I write a lot about life in the big city. But though I was born and educated there, I don't live in the city. I live in a small town in New Jersey right across the Hudson River from the big city. Life is good in our small town. My neighbors are friendly, helpful people. Our downtown area is safe and vibrant, but not too big; we have a good diner, a reasonably good supermarket, and a nice place to grab a cup of coffee with a friend. There are farmer's markets and street fairs in the summer, and our public library hosts cultural events of all kinds, all year round.
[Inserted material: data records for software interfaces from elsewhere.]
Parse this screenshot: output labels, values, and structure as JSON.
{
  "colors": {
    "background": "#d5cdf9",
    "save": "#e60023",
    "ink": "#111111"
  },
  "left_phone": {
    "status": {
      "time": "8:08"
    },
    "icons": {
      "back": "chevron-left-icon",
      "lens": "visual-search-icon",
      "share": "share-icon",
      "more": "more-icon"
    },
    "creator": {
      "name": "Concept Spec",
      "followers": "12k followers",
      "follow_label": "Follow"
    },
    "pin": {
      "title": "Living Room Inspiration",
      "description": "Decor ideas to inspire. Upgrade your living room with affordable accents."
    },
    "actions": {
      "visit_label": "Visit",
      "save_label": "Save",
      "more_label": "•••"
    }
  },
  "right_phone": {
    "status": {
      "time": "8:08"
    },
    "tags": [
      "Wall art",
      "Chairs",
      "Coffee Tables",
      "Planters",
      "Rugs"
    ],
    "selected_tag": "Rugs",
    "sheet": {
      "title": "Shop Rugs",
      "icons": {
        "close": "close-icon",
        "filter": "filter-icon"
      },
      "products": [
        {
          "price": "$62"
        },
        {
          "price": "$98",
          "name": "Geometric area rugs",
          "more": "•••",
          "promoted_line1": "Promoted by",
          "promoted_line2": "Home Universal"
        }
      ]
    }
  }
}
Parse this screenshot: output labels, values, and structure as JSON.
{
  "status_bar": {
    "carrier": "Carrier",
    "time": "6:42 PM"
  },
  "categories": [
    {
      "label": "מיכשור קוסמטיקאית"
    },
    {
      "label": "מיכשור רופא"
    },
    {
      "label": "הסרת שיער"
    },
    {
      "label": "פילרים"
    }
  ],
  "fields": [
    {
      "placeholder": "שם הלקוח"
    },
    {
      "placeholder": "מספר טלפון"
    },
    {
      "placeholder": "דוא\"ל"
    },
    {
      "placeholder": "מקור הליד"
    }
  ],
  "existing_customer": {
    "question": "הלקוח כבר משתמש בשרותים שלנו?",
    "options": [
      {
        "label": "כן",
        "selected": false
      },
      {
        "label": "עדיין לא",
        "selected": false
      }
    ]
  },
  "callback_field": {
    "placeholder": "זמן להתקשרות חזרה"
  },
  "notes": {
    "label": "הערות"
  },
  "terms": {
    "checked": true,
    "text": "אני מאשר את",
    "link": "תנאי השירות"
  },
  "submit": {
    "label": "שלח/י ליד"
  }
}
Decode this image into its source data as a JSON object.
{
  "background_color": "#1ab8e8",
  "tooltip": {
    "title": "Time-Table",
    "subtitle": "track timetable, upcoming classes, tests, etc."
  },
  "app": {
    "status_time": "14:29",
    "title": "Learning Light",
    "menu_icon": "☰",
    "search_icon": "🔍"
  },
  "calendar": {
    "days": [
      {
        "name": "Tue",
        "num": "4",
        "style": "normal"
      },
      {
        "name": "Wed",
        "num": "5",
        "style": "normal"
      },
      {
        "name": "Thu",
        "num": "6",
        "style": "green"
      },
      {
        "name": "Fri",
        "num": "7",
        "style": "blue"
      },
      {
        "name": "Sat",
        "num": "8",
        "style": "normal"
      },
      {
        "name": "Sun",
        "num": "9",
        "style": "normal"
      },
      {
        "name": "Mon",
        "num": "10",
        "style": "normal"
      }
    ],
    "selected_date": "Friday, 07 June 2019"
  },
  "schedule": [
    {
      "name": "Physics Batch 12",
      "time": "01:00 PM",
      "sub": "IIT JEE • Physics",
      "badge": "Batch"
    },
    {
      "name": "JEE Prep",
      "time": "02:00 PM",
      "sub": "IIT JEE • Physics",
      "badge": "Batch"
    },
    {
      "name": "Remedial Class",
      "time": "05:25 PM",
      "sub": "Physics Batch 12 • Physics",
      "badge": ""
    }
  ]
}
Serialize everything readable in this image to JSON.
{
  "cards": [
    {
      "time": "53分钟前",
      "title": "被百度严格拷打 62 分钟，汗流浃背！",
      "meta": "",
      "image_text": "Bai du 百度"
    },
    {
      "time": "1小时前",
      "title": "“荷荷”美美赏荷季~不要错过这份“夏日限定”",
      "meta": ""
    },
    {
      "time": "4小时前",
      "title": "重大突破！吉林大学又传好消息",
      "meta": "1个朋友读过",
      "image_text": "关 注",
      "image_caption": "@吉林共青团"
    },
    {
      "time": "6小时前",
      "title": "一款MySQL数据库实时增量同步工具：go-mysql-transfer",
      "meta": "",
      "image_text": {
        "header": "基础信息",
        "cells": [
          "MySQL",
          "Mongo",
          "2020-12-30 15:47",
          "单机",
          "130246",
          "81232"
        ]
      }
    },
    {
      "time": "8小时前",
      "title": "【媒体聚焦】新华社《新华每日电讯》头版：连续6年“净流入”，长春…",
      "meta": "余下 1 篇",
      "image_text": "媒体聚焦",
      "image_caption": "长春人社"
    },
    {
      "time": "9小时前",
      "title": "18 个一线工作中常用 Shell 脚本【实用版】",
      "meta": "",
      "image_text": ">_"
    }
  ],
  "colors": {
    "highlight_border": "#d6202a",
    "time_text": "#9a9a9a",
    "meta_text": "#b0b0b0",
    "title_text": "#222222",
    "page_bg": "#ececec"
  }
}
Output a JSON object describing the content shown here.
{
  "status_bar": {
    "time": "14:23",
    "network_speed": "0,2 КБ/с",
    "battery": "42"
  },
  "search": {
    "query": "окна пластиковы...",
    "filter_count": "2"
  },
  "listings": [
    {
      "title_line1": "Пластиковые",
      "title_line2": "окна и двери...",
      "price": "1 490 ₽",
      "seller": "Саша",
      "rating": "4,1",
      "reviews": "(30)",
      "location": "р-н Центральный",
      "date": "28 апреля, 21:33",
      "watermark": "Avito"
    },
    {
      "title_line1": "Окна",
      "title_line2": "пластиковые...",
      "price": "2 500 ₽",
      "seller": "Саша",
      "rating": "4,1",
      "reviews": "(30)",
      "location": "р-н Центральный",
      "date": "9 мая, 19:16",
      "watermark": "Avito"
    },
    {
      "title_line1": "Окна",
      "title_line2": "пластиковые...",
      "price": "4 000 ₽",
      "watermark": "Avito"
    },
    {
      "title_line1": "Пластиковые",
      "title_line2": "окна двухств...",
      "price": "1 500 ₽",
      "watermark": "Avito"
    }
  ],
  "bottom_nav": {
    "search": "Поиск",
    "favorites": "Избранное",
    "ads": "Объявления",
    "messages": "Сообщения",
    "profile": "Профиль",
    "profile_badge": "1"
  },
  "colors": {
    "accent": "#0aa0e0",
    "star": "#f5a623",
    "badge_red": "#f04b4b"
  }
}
And there are really, really good public schools. Our schools are the envy of most of the state of New Jersey and maybe even the nation. My children are privileged to live in a place where they can safely walk to a school that will give them a first-rate education. In fact, our schools are so good, it appears that people from all over come to our town to take advantage of them. People who don't live here and don't pay the relatively high property taxes that finance our schools.
I was surprised when I first heard the whispers, a few years ago, that our schools had apparently been invaded by nonresidents. After all, it seemed to me to be pretty difficult to pretend to live somewhere that you didn't really live. We all know each other here, and there is a pretty high level of parent involvement in the schools. The kid whose parents don't live in the neighborhood is sure to stand out like a sore thumb.
Besides, the process for enrolling a child in one of our schools has always been positively draconian. Two years ago, when I attempted to enroll my oldest daughter in the high school, I was turned away because I could not produce a paper copy of a utility bill that had been mailed to me at my house. (I pay my utility bills online, so I had no paper invoices.) The mean lady behind the counter would not accept my bank statement or my driver's license. She dismissed my claim that I had two other children already enrolled in the system. Rules are rules, and in this little town, they don't bend for anyone.
Given that a twenty-year resident can't get her kid into the high school, it struck me as odd that Someone Who Didn't Live Here was apparently managing to sponge an education off of all those good, honest, old-fashioned folks who still write a check every month to Public Service Electric and Gas. The problem was so bad that the town actually paid someone to track these evil children down and kick them out.
Well, thank goodness for that.
Except that it apparently didn't work.
So now there's a new plan. Now, if you are a parent registering a young scholar, whether for the first or thirteenth time, you must appear in person at the Board of Education building on a designated date with "FOUR proofs of residence AND your child's ORIGINAL BIRTH CERTIFICATE with the raised seal or a passport with family census. Homeowners must provide at least one of the items [listed below] in BOLD plus 3 additional proofs." (I have copied this instruction directly from the flyer I got in the mail from the Board of Ed. The emphasis is theirs. Or hers, I should say; the flyer is signed by our superintendent.)
Four proofs of residence? And what exactly is a family census? I've examined my passport pretty closely, and all I can see is a pretty ugly double-chinned portrait of myself and a few stamps from countries across the Atlantic Ocean from here. I don't see anything that even remotely resembles proof that my children live in any particular town.
I try pretty hard not to write about politics, mostly because I am aware of the distance between my views and the mainstream. I am prepared to take a fair amount of grief for saying this out loud, but I'll do it anyway:
What is wrong with a system that has come to this? Where children are forced to sneak around to get an education of a quality their parents' paychecks don't deserve? Where self-righteous residents proudly display their tax bills to a bureaucrat so they can demonstrate that they are entitled to enroll their children in a better school than other parents? Is the accidental education of a child - a CHILD - a societal wrong that merits this sort of Arizona-legislature-type action? Is the wrongful seeking of knowledge a crime in our society?
I, for one, am willing to overlook (and, yes, to pay for) the occasional errant education. And, in the long term, to help look for a more workable solution for all of the children. Education of our society as a whole is a better investment than giving the homeless guy a dollar in Starbucks, and, as we have established, I do that sort of thing all the time.